(RECORDS FOR THIS EXERCISE)
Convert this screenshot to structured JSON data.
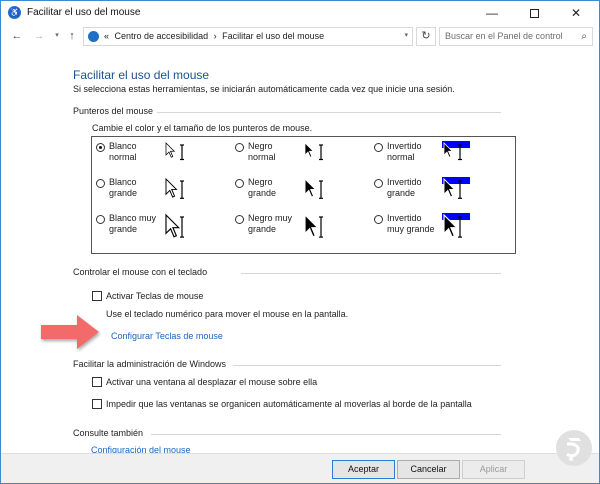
{
  "window": {
    "title": "Facilitar el uso del mouse",
    "controls": {
      "minimize": "—",
      "maximize": "",
      "close": "✕"
    }
  },
  "nav": {
    "back": "←",
    "forward": "→",
    "dropdown": "▾",
    "up": "↑",
    "breadcrumbs": [
      "«",
      "Centro de accesibilidad",
      "›",
      "Facilitar el uso del mouse"
    ],
    "address_dropdown": "▾",
    "refresh": "↻",
    "search_placeholder": "Buscar en el Panel de control"
  },
  "page": {
    "title": "Facilitar el uso del mouse",
    "subtitle": "Si selecciona estas herramientas, se iniciarán automáticamente cada vez que inicie una sesión."
  },
  "pointers": {
    "heading": "Punteros del mouse",
    "description": "Cambie el color y el tamaño de los punteros de mouse.",
    "options": [
      {
        "label1": "Blanco",
        "label2": "normal",
        "selected": true,
        "style": "white",
        "size": "normal"
      },
      {
        "label1": "Negro",
        "label2": "normal",
        "selected": false,
        "style": "black",
        "size": "normal"
      },
      {
        "label1": "Invertido",
        "label2": "normal",
        "selected": false,
        "style": "inverted",
        "size": "normal"
      },
      {
        "label1": "Blanco",
        "label2": "grande",
        "selected": false,
        "style": "white",
        "size": "large"
      },
      {
        "label1": "Negro",
        "label2": "grande",
        "selected": false,
        "style": "black",
        "size": "large"
      },
      {
        "label1": "Invertido",
        "label2": "grande",
        "selected": false,
        "style": "inverted",
        "size": "large"
      },
      {
        "label1": "Blanco muy",
        "label2": "grande",
        "selected": false,
        "style": "white",
        "size": "xlarge"
      },
      {
        "label1": "Negro muy",
        "label2": "grande",
        "selected": false,
        "style": "black",
        "size": "xlarge"
      },
      {
        "label1": "Invertido",
        "label2": "muy grande",
        "selected": false,
        "style": "inverted",
        "size": "xlarge"
      }
    ]
  },
  "keyboard": {
    "heading": "Controlar el mouse con el teclado",
    "checkbox_label": "Activar Teclas de mouse",
    "checked": false,
    "help": "Use el teclado numérico para mover el mouse en la pantalla.",
    "link": "Configurar Teclas de mouse"
  },
  "windows_mgmt": {
    "heading": "Facilitar la administración de Windows",
    "options": [
      {
        "label": "Activar una ventana al desplazar el mouse sobre ella",
        "checked": false
      },
      {
        "label": "Impedir que las ventanas se organicen automáticamente al moverlas al borde de la pantalla",
        "checked": false
      }
    ]
  },
  "see_also": {
    "heading": "Consulte también",
    "link": "Configuración del mouse"
  },
  "footer": {
    "ok": "Aceptar",
    "cancel": "Cancelar",
    "apply": "Aplicar"
  },
  "colors": {
    "accent": "#1e64c0",
    "title_blue": "#1e4f8f",
    "arrow_red": "#f26b6b",
    "inverted_blue": "#0000ff"
  }
}
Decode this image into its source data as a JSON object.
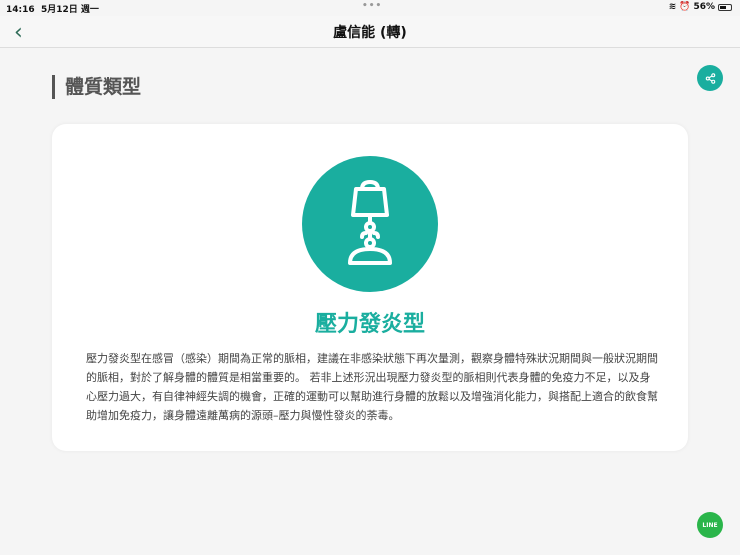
{
  "status": {
    "time": "14:16",
    "date": "5月12日 週一",
    "battery": "56%",
    "battery_level": 0.56
  },
  "nav": {
    "title": "盧信能 (轉)"
  },
  "section_title": "體質類型",
  "result": {
    "title": "壓力發炎型",
    "icon": "lamp-icon",
    "lines": [
      "壓力發炎型在感冒（感染）期間為正常的脈相，建議在非感染狀態下再次量測，觀察身體特殊狀況期間與一般狀況期間",
      "的脈相，對於了解身體的體質是相當重要的。 若非上述形況出現壓力發炎型的脈相則代表身體的免疫力不足，以及身",
      "心壓力過大，有自律神經失調的機會，正確的運動可以幫助進行身體的放鬆以及增強消化能力，與搭配上適合的飲食幫",
      "助增加免疫力，讓身體遠離萬病的源頭–壓力與慢性發炎的荼毒。"
    ]
  },
  "line_button": "LINE",
  "colors": {
    "accent": "#1aae9f"
  }
}
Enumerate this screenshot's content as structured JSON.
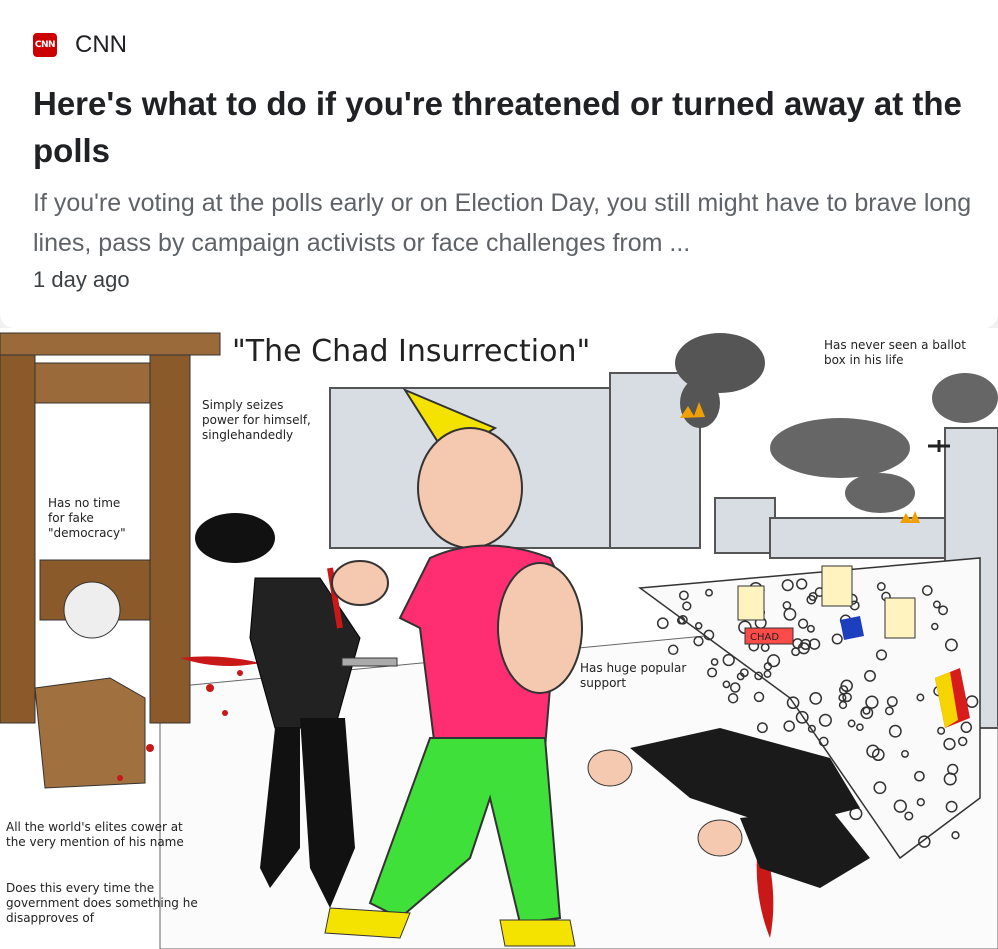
{
  "article": {
    "source": "CNN",
    "source_logo_text": "CNN",
    "headline": "Here's what to do if you're threatened or turned away at the polls",
    "snippet": "If you're voting at the polls early or on Election Day, you still might have to brave long lines, pass by campaign activists or face challenges from ...",
    "time": "1 day ago"
  },
  "meme": {
    "title": "\"The Chad Insurrection\"",
    "captions": {
      "ballot": "Has never seen a ballot\nbox in his life",
      "seizes": "Simply seizes\npower for himself,\nsinglehandedly",
      "democracy": "Has no time\nfor fake\n\"democracy\"",
      "support": "Has huge popular\nsupport",
      "elites": "All the world's elites cower at\nthe very mention of his name",
      "government": "Does this every time the\ngovernment does something he\ndisapproves of"
    },
    "sign_text": "CHAD"
  }
}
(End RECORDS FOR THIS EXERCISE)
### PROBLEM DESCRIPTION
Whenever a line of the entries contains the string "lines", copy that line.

### YOUR SOLUTION
    "lines": [
    "snippet": "If you're voting at the polls early or on Election Day, you still might have to brave long lines, pass by campaign activists or face challenges from ...",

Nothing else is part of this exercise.